Source records
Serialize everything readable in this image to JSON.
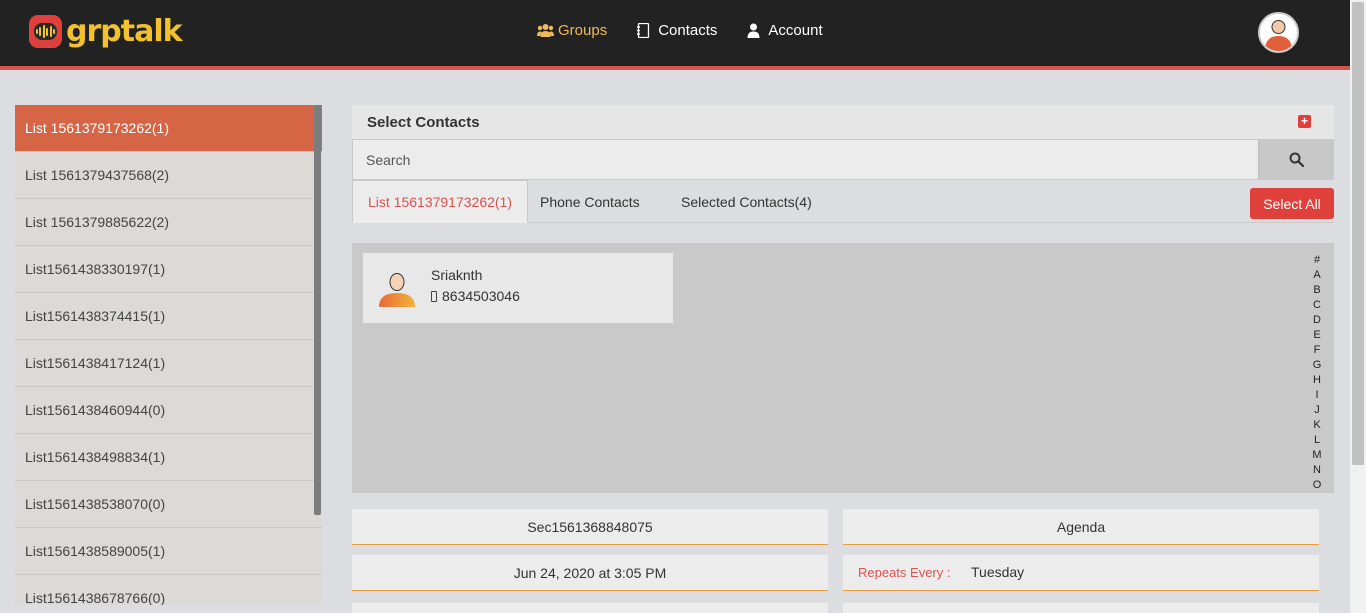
{
  "header": {
    "logo_text": "grptalk",
    "nav": [
      {
        "label": "Groups",
        "icon": "groups-icon",
        "active": true
      },
      {
        "label": "Contacts",
        "icon": "address-book-icon",
        "active": false
      },
      {
        "label": "Account",
        "icon": "user-icon",
        "active": false
      }
    ],
    "accent_color": "#d9534f"
  },
  "sidebar": {
    "items": [
      {
        "label": "List 1561379173262(1)",
        "active": true
      },
      {
        "label": "List 1561379437568(2)"
      },
      {
        "label": "List 1561379885622(2)"
      },
      {
        "label": "List1561438330197(1)"
      },
      {
        "label": "List1561438374415(1)"
      },
      {
        "label": "List1561438417124(1)"
      },
      {
        "label": "List1561438460944(0)"
      },
      {
        "label": "List1561438498834(1)"
      },
      {
        "label": "List1561438538070(0)"
      },
      {
        "label": "List1561438589005(1)"
      },
      {
        "label": "List1561438678766(0)"
      }
    ]
  },
  "main": {
    "title": "Select Contacts",
    "search": {
      "placeholder": "Search",
      "value": ""
    },
    "tabs": [
      {
        "label": "List 1561379173262(1)",
        "active": true
      },
      {
        "label": "Phone Contacts"
      },
      {
        "label": "Selected Contacts(4)"
      }
    ],
    "select_all_label": "Select All",
    "contacts": [
      {
        "name": "Sriaknth",
        "phone": "8634503046"
      }
    ],
    "alphabet": [
      "#",
      "A",
      "B",
      "C",
      "D",
      "E",
      "F",
      "G",
      "H",
      "I",
      "J",
      "K",
      "L",
      "M",
      "N",
      "O"
    ]
  },
  "details": {
    "section_name": "Sec1561368848075",
    "agenda": "Agenda",
    "datetime": "Jun 24, 2020 at 3:05 PM",
    "repeats_label": "Repeats Every :",
    "repeats_value": "Tuesday"
  }
}
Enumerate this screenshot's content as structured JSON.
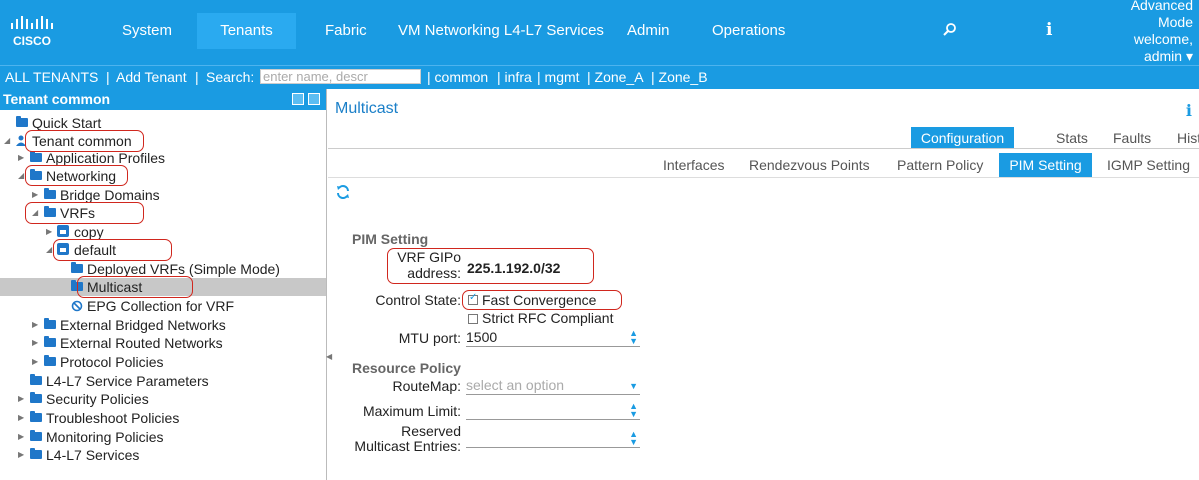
{
  "topnav": {
    "logo_text": "CISCO",
    "items": [
      {
        "label": "System"
      },
      {
        "label": "Tenants",
        "active": true
      },
      {
        "label": "Fabric"
      },
      {
        "label": "VM Networking L4-L7 Services"
      },
      {
        "label": "Admin"
      },
      {
        "label": "Operations"
      }
    ],
    "search_icon": "search-icon",
    "info_icon": "i",
    "mode_line1": "Advanced",
    "mode_line2": "Mode",
    "welcome": "welcome,",
    "user": "admin ▾"
  },
  "subnav": {
    "all_tenants": "ALL TENANTS",
    "sep1": "|",
    "add_tenant": "Add Tenant",
    "sep2": "|",
    "search_label": "Search:",
    "search_placeholder": "enter name, descr",
    "quick": [
      "| common",
      "| infra",
      "| mgmt",
      "| Zone_A",
      "| Zone_B"
    ]
  },
  "tree": {
    "header": "Tenant common",
    "rows": [
      {
        "label": "Quick Start",
        "icon": "folder-icon"
      },
      {
        "label": "Tenant common",
        "icon": "tenant-icon",
        "expanded": true
      },
      {
        "label": "Application Profiles",
        "icon": "folder-icon"
      },
      {
        "label": "Networking",
        "icon": "folder-icon",
        "expanded": true
      },
      {
        "label": "Bridge Domains",
        "icon": "folder-icon"
      },
      {
        "label": "VRFs",
        "icon": "folder-icon",
        "expanded": true
      },
      {
        "label": "copy",
        "icon": "vrf-icon"
      },
      {
        "label": "default",
        "icon": "vrf-icon",
        "expanded": true
      },
      {
        "label": "Deployed VRFs (Simple Mode)",
        "icon": "folder-icon"
      },
      {
        "label": "Multicast",
        "icon": "folder-icon",
        "selected": true
      },
      {
        "label": "EPG Collection for VRF",
        "icon": "no-entry-icon"
      },
      {
        "label": "External Bridged Networks",
        "icon": "folder-icon"
      },
      {
        "label": "External Routed Networks",
        "icon": "folder-icon"
      },
      {
        "label": "Protocol Policies",
        "icon": "folder-icon"
      },
      {
        "label": "L4-L7 Service Parameters",
        "icon": "folder-icon"
      },
      {
        "label": "Security Policies",
        "icon": "folder-icon"
      },
      {
        "label": "Troubleshoot Policies",
        "icon": "folder-icon"
      },
      {
        "label": "Monitoring Policies",
        "icon": "folder-icon"
      },
      {
        "label": "L4-L7 Services",
        "icon": "folder-icon"
      }
    ]
  },
  "content": {
    "title": "Multicast",
    "info_icon": "i",
    "primary_tabs": [
      {
        "label": "Configuration",
        "active": true
      },
      {
        "label": "Stats"
      },
      {
        "label": "Faults"
      },
      {
        "label": "History"
      }
    ],
    "secondary_tabs": [
      {
        "label": "Interfaces"
      },
      {
        "label": "Rendezvous Points"
      },
      {
        "label": "Pattern Policy"
      },
      {
        "label": "PIM Setting",
        "active": true
      },
      {
        "label": "IGMP Setting"
      }
    ],
    "pim": {
      "section_title": "PIM Setting",
      "gipo_label_1": "VRF GIPo",
      "gipo_label_2": "address:",
      "gipo_value": "225.1.192.0/32",
      "control_state_label": "Control State:",
      "fast_convergence": "Fast Convergence",
      "fast_convergence_checked": true,
      "strict_rfc": "Strict RFC Compliant",
      "strict_rfc_checked": false,
      "mtu_label": "MTU port:",
      "mtu_value": "1500"
    },
    "resource": {
      "section_title": "Resource Policy",
      "routemap_label": "RouteMap:",
      "routemap_placeholder": "select an option",
      "max_limit_label": "Maximum Limit:",
      "max_limit_value": "",
      "reserved_label_1": "Reserved",
      "reserved_label_2": "Multicast Entries:",
      "reserved_value": ""
    }
  },
  "colors": {
    "brand_blue": "#1a9be2",
    "highlight_red": "#d0271e",
    "folder_blue": "#1f77c9"
  }
}
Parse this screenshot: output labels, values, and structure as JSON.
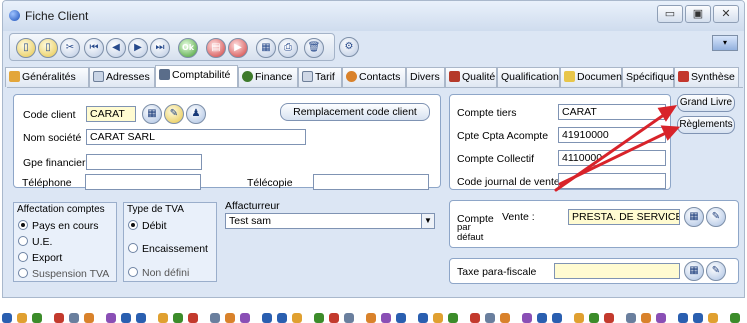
{
  "window": {
    "title": "Fiche Client",
    "controls": [
      "▭",
      "▣",
      "✕"
    ]
  },
  "toolbar": {
    "buttons": [
      {
        "name": "new",
        "glyph": "▯"
      },
      {
        "name": "duplicate",
        "glyph": "▯"
      },
      {
        "name": "search",
        "glyph": "✂"
      },
      {
        "name": "first",
        "glyph": "⏮"
      },
      {
        "name": "previous",
        "glyph": "◀"
      },
      {
        "name": "next",
        "glyph": "▶"
      },
      {
        "name": "last",
        "glyph": "⏭"
      },
      {
        "name": "ok",
        "glyph": "Ok"
      },
      {
        "name": "print-list",
        "glyph": "▤"
      },
      {
        "name": "exit",
        "glyph": "▶"
      },
      {
        "name": "print",
        "glyph": "▦"
      },
      {
        "name": "printer",
        "glyph": "⎙"
      },
      {
        "name": "delete",
        "glyph": "🗑"
      },
      {
        "name": "tools",
        "glyph": "⚙"
      }
    ],
    "dropdown_glyph": "▾"
  },
  "tabs": [
    {
      "label": "Généralités",
      "icon": "people-icon"
    },
    {
      "label": "Adresses",
      "icon": "address-icon"
    },
    {
      "label": "Comptabilité",
      "icon": "ledger-icon",
      "active": true
    },
    {
      "label": "Finance",
      "icon": "finance-icon"
    },
    {
      "label": "Tarif",
      "icon": "tarif-icon"
    },
    {
      "label": "Contacts",
      "icon": "contacts-icon"
    },
    {
      "label": "Divers",
      "icon": ""
    },
    {
      "label": "Qualité",
      "icon": "quality-icon"
    },
    {
      "label": "Qualification",
      "icon": ""
    },
    {
      "label": "Documents",
      "icon": "documents-icon"
    },
    {
      "label": "Spécifique",
      "icon": ""
    },
    {
      "label": "Synthèse",
      "icon": "synthese-icon"
    }
  ],
  "client": {
    "code_label": "Code client",
    "code_value": "CARAT",
    "replace_button": "Remplacement code client",
    "societe_label": "Nom société",
    "societe_value": "CARAT SARL",
    "gpe_label": "Gpe financier",
    "gpe_value": "",
    "tel_label": "Téléphone",
    "tel_value": "",
    "telecopie_label": "Télécopie",
    "telecopie_value": ""
  },
  "comptes": {
    "tiers_label": "Compte tiers",
    "tiers_value": "CARAT",
    "acompte_label": "Cpte Cpta Acompte",
    "acompte_value": "41910000",
    "collectif_label": "Compte Collectif",
    "collectif_value": "4110000",
    "journal_label": "Code journal de vente",
    "journal_value": ""
  },
  "side_buttons": {
    "grand_livre": "Grand Livre",
    "reglements": "Règlements"
  },
  "affectation": {
    "title": "Affectation comptes",
    "options": [
      {
        "label": "Pays en cours",
        "checked": true,
        "disabled": false
      },
      {
        "label": "U.E.",
        "checked": false,
        "disabled": false
      },
      {
        "label": "Export",
        "checked": false,
        "disabled": false
      },
      {
        "label": "Suspension TVA",
        "checked": false,
        "disabled": true
      }
    ]
  },
  "tva": {
    "title": "Type de TVA",
    "options": [
      {
        "label": "Débit",
        "checked": true,
        "disabled": false
      },
      {
        "label": "Encaissement",
        "checked": false,
        "disabled": false
      },
      {
        "label": "Non défini",
        "checked": false,
        "disabled": true
      }
    ]
  },
  "affactureur": {
    "title": "Affacturreur",
    "value": "Test sam"
  },
  "vente": {
    "compte_label": "Compte",
    "vente_label": "Vente :",
    "par_defaut_label": "par\ndéfaut",
    "value": "PRESTA. DE SERVICES"
  },
  "taxe": {
    "label": "Taxe para-fiscale",
    "value": ""
  },
  "colors": {
    "arrow": "#d8232a",
    "accent": "#dce6f4"
  }
}
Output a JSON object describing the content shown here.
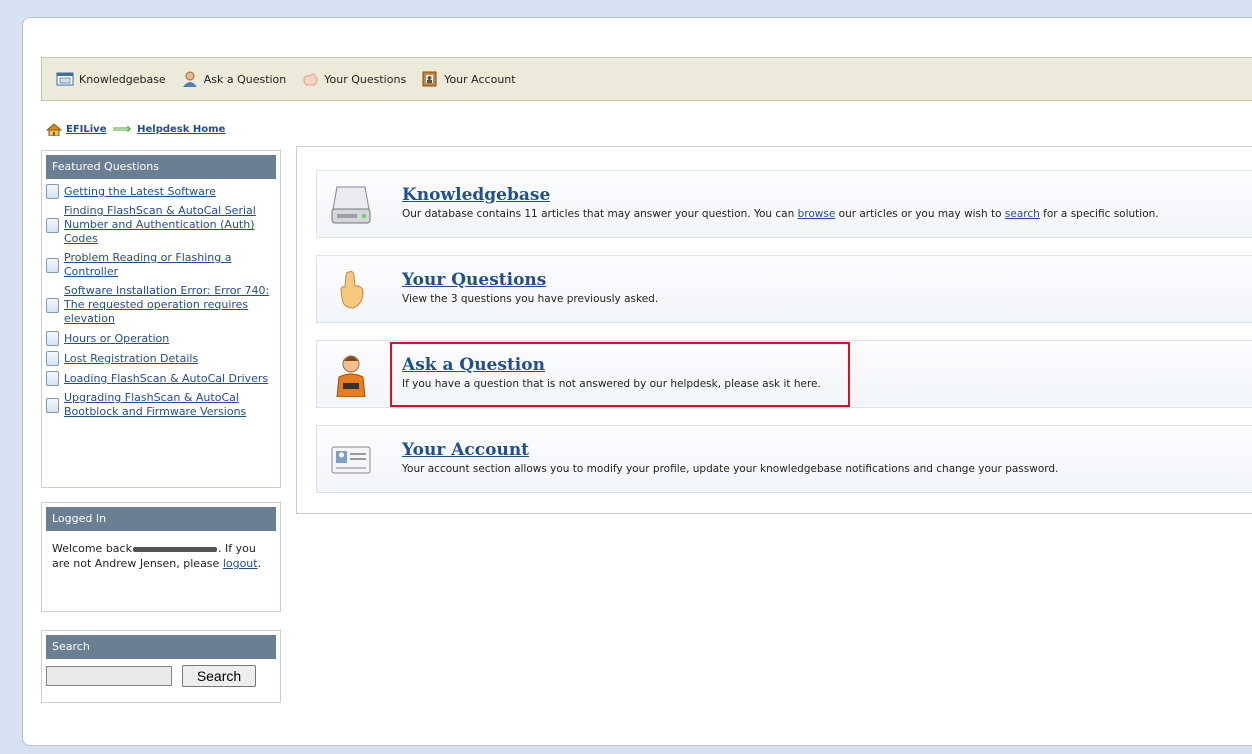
{
  "toolbar": {
    "items": [
      {
        "label": "Knowledgebase",
        "icon": "window-icon"
      },
      {
        "label": "Ask a Question",
        "icon": "person-icon"
      },
      {
        "label": "Your Questions",
        "icon": "hand-icon"
      },
      {
        "label": "Your Account",
        "icon": "account-card-icon"
      }
    ]
  },
  "breadcrumb": {
    "home": "EFILive",
    "current": "Helpdesk Home"
  },
  "featured": {
    "title": "Featured Questions",
    "items": [
      "Getting the Latest Software",
      "Finding FlashScan & AutoCal Serial Number and Authentication (Auth) Codes",
      "Problem Reading or Flashing a Controller",
      "Software Installation Error: Error 740: The requested operation requires elevation",
      "Hours or Operation",
      "Lost Registration Details",
      "Loading FlashScan & AutoCal Drivers",
      "Upgrading FlashScan & AutoCal Bootblock and Firmware Versions"
    ]
  },
  "logged_in": {
    "title": "Logged In",
    "welcome": "Welcome back",
    "after_name": ". If you are not Andrew Jensen, please",
    "logout": "logout",
    "end": "."
  },
  "search": {
    "title": "Search",
    "button": "Search",
    "value": ""
  },
  "cards": [
    {
      "title": "Knowledgebase",
      "desc_pre": "Our database contains 11 articles that may answer your question. You can",
      "link1": "browse",
      "desc_mid": "our articles or you may wish to",
      "link2": "search",
      "desc_post": "for a specific solution."
    },
    {
      "title": "Your Questions",
      "desc": "View the 3 questions you have previously asked."
    },
    {
      "title": "Ask a Question",
      "desc": "If you have a question that is not answered by our helpdesk, please ask it here."
    },
    {
      "title": "Your Account",
      "desc": "Your account section allows you to modify your profile, update your knowledgebase notifications and change your password."
    }
  ],
  "colors": {
    "link": "#1f4f8f",
    "panel_header": "#6b7f92",
    "toolbar_bg": "#ecebd9",
    "highlight": "#d9131b"
  }
}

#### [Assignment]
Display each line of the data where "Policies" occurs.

#### [Worked solution]
        "label": "Protocol Policies",
        "label": "Security Policies",
        "label": "Troubleshoot Policies",
        "label": "Monitoring Policies",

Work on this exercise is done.